“It’s a two course sequence, and in the first course, students on campus learn about the history and the current conditions of prisons, and get some practical preparation to go inside prisons,” said Foster. “Those students who complete that class now will be eligible to join the second class which will be at New Jersey State Prison in Trenton.”

A new section of the first course will be offered during the summer semester to give opportunities to other students who wish to be part of the group of students that will visit inmates in the fall.

Dr. Eleanor Novek, a professor of communication, spoke about the importance of having the program as a two-part sequence. She said, “As long as it’s in your head it’s theoretical—you have one kind of understanding. When you see the kinds of facilities that prisons are, and when you meet people who are incarcerated, you get a very different view.”

Novek speaks from 15 years of extensive personal experience as a volunteer teacher at prisons, and is adamant that firsthand experience challenged one’s expectations and prejudices.

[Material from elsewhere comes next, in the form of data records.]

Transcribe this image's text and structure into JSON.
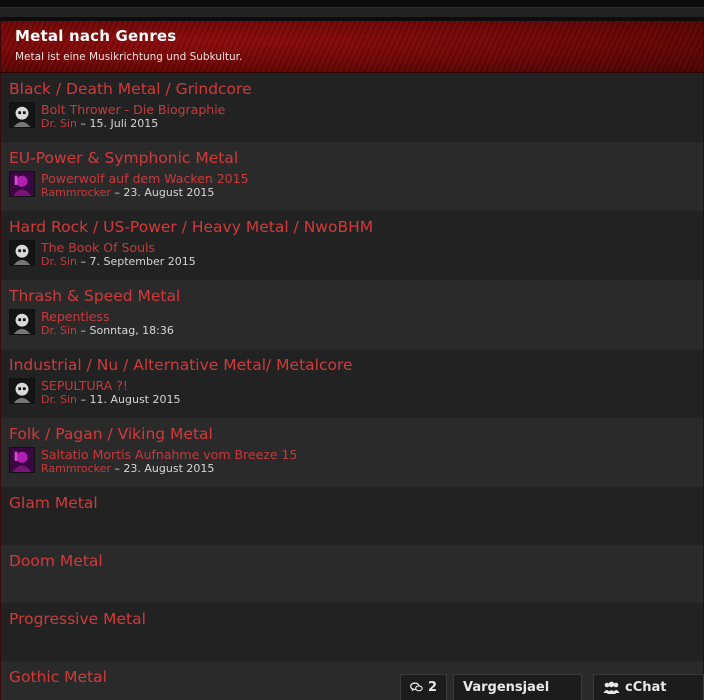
{
  "header": {
    "title": "Metal nach Genres",
    "subtitle": "Metal ist eine Musikrichtung und Subkultur."
  },
  "genres": [
    {
      "title": "Black / Death Metal / Grindcore",
      "thread": "Bolt Thrower - Die Biographie",
      "author": "Dr. Sin",
      "date": "– 15. Juli 2015"
    },
    {
      "title": "EU-Power & Symphonic Metal",
      "thread": "Powerwolf auf dem Wacken 2015",
      "author": "Rammrocker",
      "date": "– 23. August 2015"
    },
    {
      "title": "Hard Rock / US-Power / Heavy Metal / NwoBHM",
      "thread": "The Book Of Souls",
      "author": "Dr. Sin",
      "date": "– 7. September 2015"
    },
    {
      "title": "Thrash & Speed Metal",
      "thread": "Repentless",
      "author": "Dr. Sin",
      "date": "– Sonntag, 18:36"
    },
    {
      "title": "Industrial / Nu / Alternative Metal/ Metalcore",
      "thread": "SEPULTURA ?!",
      "author": "Dr. Sin",
      "date": "– 11. August 2015"
    },
    {
      "title": "Folk / Pagan / Viking Metal",
      "thread": "Saltatio Mortis Aufnahme vom Breeze 15",
      "author": "Rammrocker",
      "date": "– 23. August 2015"
    },
    {
      "title": "Glam Metal"
    },
    {
      "title": "Doom Metal"
    },
    {
      "title": "Progressive Metal"
    },
    {
      "title": "Gothic Metal"
    }
  ],
  "bottom_bar": {
    "conversation_count": "2",
    "username": "Vargensjael",
    "chat_label": "cChat"
  },
  "icons": {
    "conversation": "speech-bubbles-icon",
    "chat": "users-icon"
  },
  "colors": {
    "link": "#c83a3a",
    "header_red": "#7a0808"
  }
}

“The school-to-prison pipeline program has opened my eyes to the impact incarceration not only has on the inmates but correction officers and the families of those incarcerated as well,” said Alyssa Behr, a criminal justice major, who stressed the importance of applying this material to real life experiences.

“The United States is the world’s largest jailer,” said Foster. “A quarter of all the world’s prisoners are housed here [and] it’s an entirely racialized project so we have overwhelmingly people of color and people of low income who are incarcerated.”

Novek hopes the class raises awareness about the integration of freed prisoners back into society. She explained how an ex-inmate’s record can follow him or her around for years and impact opportunities for a lifetime. She said, “[Mass incarceration] is a major human rights issue. People are not receiving equal justice; it’s a civil rights issue when people have served the penalty that society has given them and [are still] not free of the collateral consequences.”

“A lot of people on all sides of the political spectrum recognize [mass incarceration] as a huge drain of resources. There are other ways of dealing with community safety… from policing all the way to prisons that could be done differently, more humanely, and cheaper,” Novek continued.

“It is important for people not to be afraid to interact with incarcerated individuals in order to remove the divide between the inside and outside… so more people can understand [and] contribute to restructuring the system,” said Elizabeth Carmines, a junior political science and sociology major.

“The biggest hurdle was just it takes a lot of time to get [a program like this] approved,” said Foster. She added that there was some significant legal red tape that had to be navigated through, including consistent communication from the University and the Department of Corrections in order for Monmouth students to be able to take part in these organized visits.

“What we would really like to see is Monmouth participating in ways other colleges and universities already have, and that is offering credit to students on the inside and supporting formerly incarcerated people as they try to come back to campus,” continued Foster. This entails bringing in extra funding and conversations with University administration about why incarcerated people deserve these opportunities.

Novek explained how students are the future of political and moral thought, and how programs like these can change their perceptions. “The main piece for me is the human contact. [Students] have absorbed so much about the ‘otherness,’ the ‘dangerousness’ and the ‘evilness’ of criminals and people who are locked up that when [students] encounter them, they see humanity,” she said.

The course codes for the Summer 2017 class with Foster are CO-398-B02, SO-398-B01, and CO 598-B01, Investigating the School to Prison Pipeline Part 1. The course codes for the Fall 2017 class with Novek are CO-398-04, SO-398-02, CO 598-01 and PS-598-01, Investigating the School to Prison Pipeline Part 2.

PHOTO COURTESY of Dr. Eleanor Novek